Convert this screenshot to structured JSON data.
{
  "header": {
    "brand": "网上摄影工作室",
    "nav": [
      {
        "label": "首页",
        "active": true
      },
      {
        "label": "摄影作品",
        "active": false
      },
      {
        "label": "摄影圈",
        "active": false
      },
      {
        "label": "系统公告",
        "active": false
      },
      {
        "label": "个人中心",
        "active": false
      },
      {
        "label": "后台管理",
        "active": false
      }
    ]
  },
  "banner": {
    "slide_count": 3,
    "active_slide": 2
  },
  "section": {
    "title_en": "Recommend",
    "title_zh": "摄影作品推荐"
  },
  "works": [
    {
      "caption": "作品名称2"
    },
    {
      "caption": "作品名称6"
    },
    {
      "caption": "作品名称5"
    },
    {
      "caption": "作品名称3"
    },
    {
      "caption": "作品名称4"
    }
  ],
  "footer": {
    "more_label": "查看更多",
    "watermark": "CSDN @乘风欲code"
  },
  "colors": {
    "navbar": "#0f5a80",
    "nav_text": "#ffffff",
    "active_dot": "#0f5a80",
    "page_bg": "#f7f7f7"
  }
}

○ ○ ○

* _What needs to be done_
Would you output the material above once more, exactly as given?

* _Written reply_
Convert this screenshot to structured JSON data.
{
  "header": {
    "brand": "网上摄影工作室",
    "nav": [
      {
        "label": "首页",
        "active": true
      },
      {
        "label": "摄影作品",
        "active": false
      },
      {
        "label": "摄影圈",
        "active": false
      },
      {
        "label": "系统公告",
        "active": false
      },
      {
        "label": "个人中心",
        "active": false
      },
      {
        "label": "后台管理",
        "active": false
      }
    ]
  },
  "banner": {
    "slide_count": 3,
    "active_slide": 2
  },
  "section": {
    "title_en": "Recommend",
    "title_zh": "摄影作品推荐"
  },
  "works": [
    {
      "caption": "作品名称2"
    },
    {
      "caption": "作品名称6"
    },
    {
      "caption": "作品名称5"
    },
    {
      "caption": "作品名称3"
    },
    {
      "caption": "作品名称4"
    }
  ],
  "footer": {
    "more_label": "查看更多",
    "watermark": "CSDN @乘风欲code"
  },
  "colors": {
    "navbar": "#0f5a80",
    "nav_text": "#ffffff",
    "active_dot": "#0f5a80",
    "page_bg": "#f7f7f7"
  }
}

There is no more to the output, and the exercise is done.